= Work to complete =
Consider each line of the material below and note whether it holds "Earnings". State how many do, and nothing else.

= The data =
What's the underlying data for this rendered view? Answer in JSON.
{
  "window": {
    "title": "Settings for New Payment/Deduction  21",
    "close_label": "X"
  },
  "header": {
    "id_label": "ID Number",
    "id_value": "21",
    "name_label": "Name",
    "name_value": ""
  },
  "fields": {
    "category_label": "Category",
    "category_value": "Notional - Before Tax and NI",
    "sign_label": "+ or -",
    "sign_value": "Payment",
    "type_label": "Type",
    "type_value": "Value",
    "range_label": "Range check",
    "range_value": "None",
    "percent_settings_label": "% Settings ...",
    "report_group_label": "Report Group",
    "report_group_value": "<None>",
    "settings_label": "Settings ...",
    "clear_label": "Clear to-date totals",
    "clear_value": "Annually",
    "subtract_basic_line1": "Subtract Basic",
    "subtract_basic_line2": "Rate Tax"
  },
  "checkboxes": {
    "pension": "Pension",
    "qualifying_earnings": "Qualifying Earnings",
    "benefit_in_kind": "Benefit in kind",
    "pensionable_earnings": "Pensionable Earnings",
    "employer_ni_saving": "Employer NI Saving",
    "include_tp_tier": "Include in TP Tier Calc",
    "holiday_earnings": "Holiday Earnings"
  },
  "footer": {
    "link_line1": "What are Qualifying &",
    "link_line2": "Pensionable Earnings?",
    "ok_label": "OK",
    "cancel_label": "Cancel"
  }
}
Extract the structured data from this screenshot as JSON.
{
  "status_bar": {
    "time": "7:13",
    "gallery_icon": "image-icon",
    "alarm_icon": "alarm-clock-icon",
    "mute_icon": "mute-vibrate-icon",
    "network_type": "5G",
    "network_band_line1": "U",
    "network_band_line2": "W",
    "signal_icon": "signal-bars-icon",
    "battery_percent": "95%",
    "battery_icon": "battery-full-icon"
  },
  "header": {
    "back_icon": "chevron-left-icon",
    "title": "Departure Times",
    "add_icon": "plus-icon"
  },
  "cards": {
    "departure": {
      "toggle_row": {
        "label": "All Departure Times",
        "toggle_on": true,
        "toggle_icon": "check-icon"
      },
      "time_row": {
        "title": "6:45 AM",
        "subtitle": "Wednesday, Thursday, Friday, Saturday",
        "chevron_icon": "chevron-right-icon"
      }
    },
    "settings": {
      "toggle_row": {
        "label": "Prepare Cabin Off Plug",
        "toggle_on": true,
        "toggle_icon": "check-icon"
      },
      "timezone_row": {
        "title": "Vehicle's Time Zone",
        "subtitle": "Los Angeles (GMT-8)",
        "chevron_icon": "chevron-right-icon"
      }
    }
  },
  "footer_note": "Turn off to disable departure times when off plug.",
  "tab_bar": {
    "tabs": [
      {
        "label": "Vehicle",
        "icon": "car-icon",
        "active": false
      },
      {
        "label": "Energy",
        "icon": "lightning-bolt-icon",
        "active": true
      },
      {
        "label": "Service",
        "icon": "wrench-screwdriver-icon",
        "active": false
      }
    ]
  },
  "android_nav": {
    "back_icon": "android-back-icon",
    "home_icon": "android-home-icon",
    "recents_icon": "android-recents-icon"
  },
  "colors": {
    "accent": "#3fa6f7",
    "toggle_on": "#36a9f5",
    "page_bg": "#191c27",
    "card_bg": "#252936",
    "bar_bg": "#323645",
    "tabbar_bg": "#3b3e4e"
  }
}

= Task output =
4